At the end of the five week period the clutch was removed for examination and there was no sign of wear in any of the parts of the clutch. The ductile cast iron housing of the clutch was in perfect condition, and no wear had taken place on the friction wall of the driven body nor the block bosses of the drive body.

The clutch was simply replaced in the service again with all of its original parts and underwent a further seven week test.

Test observation of the new cast iron used in the clutches show the following interesting facts:

Standard pattern equipment can be used for its molding in the cast iron foundry.
Its machining characteristics are very much the same as nickel cast iron.

There are fewer rejects of defective castings in the production line.

Friction co-efficient is almost identical with that of the nickel cast iron-a very important factor, as it is possible to use standard rating tables.

It is quite safe to use in clutches operating at 7,500 fpm rim speeds which could never be done with regular cast iron.

Substantial savings are made in material costs for units where fabricated steel was formerly used.

Standard molded castings have more than double the tensile strength of ordinary cast iron and when annealed will meet most exacting requirements for most of the high speed units.

The tests are now planned for clutches made of ductile cast iron to operate at 10,000 fpm.
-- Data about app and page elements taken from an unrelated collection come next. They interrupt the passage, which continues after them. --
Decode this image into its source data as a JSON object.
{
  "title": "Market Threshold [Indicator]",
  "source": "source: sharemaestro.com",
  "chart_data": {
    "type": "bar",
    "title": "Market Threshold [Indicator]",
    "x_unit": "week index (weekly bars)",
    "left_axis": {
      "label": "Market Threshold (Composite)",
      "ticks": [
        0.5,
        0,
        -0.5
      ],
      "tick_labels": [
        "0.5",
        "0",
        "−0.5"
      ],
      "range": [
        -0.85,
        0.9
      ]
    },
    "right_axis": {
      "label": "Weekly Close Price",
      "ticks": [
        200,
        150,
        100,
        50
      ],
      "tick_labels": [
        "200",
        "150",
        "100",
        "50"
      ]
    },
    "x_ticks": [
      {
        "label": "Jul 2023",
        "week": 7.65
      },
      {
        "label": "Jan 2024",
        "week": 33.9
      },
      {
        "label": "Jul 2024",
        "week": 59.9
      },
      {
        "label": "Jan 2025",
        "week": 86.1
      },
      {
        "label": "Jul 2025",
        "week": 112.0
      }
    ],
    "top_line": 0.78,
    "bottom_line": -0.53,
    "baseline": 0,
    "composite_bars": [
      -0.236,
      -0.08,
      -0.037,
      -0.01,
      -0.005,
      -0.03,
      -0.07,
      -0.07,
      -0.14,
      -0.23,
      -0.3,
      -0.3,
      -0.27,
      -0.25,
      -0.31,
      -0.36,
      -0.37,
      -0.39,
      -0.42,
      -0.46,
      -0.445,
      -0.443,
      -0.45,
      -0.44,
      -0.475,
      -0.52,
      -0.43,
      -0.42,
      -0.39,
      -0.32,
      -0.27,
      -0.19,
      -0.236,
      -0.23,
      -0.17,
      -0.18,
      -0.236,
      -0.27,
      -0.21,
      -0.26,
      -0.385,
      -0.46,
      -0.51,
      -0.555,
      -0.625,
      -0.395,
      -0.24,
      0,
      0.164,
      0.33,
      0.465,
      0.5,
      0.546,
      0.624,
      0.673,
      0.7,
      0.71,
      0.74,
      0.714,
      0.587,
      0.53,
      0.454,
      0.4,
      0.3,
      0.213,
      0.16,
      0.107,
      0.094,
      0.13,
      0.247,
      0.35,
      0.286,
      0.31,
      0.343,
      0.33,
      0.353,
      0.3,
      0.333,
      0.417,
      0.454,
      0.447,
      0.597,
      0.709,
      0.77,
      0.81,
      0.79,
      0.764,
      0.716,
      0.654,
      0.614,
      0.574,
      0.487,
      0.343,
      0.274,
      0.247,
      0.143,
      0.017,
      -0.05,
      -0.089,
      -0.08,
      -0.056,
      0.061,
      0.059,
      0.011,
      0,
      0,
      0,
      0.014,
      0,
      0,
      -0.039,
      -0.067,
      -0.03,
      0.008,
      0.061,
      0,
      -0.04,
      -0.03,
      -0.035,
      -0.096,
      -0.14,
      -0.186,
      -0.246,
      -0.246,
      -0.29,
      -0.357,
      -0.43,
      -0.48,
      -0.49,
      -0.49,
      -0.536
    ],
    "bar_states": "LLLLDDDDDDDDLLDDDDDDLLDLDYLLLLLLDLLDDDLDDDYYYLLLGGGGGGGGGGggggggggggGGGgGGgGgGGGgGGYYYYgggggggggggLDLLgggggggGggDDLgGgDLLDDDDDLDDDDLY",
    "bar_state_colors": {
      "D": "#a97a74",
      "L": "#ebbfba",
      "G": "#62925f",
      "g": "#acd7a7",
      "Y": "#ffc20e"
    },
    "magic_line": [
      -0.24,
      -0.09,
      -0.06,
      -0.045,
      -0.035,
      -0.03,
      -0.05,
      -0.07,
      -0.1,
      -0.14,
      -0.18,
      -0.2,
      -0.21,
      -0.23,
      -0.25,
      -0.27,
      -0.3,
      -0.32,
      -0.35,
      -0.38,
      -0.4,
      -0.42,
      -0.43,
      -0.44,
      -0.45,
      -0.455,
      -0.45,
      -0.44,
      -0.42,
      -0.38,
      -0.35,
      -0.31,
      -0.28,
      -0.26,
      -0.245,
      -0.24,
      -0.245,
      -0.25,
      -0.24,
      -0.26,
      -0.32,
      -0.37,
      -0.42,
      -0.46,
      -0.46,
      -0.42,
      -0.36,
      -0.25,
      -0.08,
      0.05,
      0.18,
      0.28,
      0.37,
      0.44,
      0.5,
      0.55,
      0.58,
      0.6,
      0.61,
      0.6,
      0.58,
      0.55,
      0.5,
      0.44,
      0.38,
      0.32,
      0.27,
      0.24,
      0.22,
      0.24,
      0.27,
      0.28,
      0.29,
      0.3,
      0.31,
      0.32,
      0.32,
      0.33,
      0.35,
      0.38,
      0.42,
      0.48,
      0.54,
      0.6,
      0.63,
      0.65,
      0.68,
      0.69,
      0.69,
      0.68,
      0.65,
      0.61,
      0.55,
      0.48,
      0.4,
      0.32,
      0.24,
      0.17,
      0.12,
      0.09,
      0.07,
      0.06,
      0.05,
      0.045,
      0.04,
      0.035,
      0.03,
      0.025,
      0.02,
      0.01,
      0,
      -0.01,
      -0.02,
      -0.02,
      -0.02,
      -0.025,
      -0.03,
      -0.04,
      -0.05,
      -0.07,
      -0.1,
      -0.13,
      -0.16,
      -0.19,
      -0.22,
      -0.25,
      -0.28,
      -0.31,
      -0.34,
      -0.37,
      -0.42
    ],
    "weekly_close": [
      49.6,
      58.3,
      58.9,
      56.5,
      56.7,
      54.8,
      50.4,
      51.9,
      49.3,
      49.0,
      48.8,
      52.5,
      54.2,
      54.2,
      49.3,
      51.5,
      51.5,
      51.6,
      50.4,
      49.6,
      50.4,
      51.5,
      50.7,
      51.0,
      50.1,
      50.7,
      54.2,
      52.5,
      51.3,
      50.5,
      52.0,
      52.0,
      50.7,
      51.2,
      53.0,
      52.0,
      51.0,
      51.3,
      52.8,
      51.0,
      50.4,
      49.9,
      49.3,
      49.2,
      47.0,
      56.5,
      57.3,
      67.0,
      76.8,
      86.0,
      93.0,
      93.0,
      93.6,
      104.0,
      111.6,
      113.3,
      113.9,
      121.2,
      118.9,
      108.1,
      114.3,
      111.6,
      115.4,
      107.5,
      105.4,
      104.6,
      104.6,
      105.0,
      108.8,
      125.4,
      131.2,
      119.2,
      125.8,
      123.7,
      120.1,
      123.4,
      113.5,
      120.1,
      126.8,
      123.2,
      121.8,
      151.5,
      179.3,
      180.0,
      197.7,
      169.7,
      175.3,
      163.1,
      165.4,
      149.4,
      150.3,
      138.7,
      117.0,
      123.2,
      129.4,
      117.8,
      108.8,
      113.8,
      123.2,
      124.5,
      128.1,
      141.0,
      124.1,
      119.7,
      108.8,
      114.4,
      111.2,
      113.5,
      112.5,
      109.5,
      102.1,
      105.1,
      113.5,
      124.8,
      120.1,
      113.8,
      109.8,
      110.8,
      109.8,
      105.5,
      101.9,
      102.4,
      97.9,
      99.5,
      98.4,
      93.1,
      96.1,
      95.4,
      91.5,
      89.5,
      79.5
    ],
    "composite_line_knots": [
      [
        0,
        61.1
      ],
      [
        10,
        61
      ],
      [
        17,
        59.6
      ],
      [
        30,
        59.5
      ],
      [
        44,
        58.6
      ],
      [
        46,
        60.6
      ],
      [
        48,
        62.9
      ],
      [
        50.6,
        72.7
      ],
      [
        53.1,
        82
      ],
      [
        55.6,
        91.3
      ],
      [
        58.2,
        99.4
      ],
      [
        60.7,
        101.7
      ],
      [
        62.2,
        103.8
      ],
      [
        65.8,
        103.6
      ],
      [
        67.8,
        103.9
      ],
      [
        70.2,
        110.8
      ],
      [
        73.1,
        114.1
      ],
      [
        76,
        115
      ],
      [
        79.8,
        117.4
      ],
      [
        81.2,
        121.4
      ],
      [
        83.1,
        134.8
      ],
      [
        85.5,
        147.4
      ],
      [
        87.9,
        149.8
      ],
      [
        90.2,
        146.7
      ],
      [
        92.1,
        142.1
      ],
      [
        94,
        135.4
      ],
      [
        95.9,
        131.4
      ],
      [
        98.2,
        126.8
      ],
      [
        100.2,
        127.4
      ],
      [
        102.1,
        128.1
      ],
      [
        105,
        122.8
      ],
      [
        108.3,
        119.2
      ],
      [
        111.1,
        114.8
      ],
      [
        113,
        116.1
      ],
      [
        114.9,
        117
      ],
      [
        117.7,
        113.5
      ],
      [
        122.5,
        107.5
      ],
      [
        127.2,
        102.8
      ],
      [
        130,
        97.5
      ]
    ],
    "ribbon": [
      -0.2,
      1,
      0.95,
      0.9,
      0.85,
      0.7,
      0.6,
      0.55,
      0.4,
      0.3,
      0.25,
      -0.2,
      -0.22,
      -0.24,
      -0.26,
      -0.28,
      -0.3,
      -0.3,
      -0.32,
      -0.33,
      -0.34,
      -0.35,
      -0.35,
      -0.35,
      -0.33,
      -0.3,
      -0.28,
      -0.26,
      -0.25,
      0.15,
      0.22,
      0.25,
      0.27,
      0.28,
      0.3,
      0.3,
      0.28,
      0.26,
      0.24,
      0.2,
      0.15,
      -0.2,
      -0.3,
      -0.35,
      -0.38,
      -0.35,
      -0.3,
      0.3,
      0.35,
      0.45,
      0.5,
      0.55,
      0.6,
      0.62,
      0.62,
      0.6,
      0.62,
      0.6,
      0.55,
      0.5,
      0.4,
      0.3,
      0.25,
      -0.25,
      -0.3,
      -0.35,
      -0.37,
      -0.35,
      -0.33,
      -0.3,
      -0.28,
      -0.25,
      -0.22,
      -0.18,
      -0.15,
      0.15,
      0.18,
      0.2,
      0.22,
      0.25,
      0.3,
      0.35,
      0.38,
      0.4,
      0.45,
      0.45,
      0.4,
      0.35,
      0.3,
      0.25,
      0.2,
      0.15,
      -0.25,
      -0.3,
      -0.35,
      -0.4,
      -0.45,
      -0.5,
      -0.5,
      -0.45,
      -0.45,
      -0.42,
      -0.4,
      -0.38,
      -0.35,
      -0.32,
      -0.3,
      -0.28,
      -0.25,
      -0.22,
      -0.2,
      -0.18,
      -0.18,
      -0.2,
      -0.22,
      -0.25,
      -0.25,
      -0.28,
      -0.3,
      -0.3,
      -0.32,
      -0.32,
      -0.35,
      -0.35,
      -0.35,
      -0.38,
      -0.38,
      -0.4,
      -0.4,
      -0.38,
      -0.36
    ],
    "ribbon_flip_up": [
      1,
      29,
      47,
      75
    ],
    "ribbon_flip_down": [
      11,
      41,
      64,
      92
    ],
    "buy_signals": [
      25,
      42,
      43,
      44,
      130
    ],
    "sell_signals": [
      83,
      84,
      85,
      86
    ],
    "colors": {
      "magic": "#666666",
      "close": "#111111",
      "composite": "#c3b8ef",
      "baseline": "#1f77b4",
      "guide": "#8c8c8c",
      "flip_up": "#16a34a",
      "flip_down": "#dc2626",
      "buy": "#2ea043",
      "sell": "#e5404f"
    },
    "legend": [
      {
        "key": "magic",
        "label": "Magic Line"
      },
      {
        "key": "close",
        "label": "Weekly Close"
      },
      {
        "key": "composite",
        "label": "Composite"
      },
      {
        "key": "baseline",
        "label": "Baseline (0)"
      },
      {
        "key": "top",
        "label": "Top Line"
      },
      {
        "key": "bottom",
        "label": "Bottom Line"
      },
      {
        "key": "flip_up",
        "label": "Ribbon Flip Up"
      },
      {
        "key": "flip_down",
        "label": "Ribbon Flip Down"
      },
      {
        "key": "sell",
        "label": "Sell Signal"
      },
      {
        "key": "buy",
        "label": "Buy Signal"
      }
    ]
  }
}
Like most men with an inventive mind, Mr. Wilson is an individualist. When he first realized the potentialities of his clutch, he decided that he, and he alone, would control its rights and its manufacture. The Automatic Clutch Corp. is N. Bruce Wilson and a handful of enthusiastic young engineers and mechanics, among whom is his son Robert Bruce Wilson. Wilson will not seek outside financing-the company's expansion has come only as he has plowed back the profits. For that reason his manufacturing facilities are not yet under one roof, much of the foundry work being done on contract by other firms. But he foresees the day when all his manufacturing will be consolidated in one plant, when Canadian built BLM automatic clutches will be marketed on a big scale throughout the world.


Careful selection of men appointed to maintenance crews is recommended by the Industrial Accident Prevention Associations with the further recommendation that there should be some direct and continuing effort by plant supervisors to see that maintenance crew-men are carefully instructed and properly supervised on order to prevent accidental injuries.

The memorandum to industry states "A maintenance crew is set up for the specific purpose indicated by its name and the maintenance crew which consists of a certain number of individuals who are likely to be injured is an indication of very bad selection on the part of someone in the organization."

Contact This Company

All Topics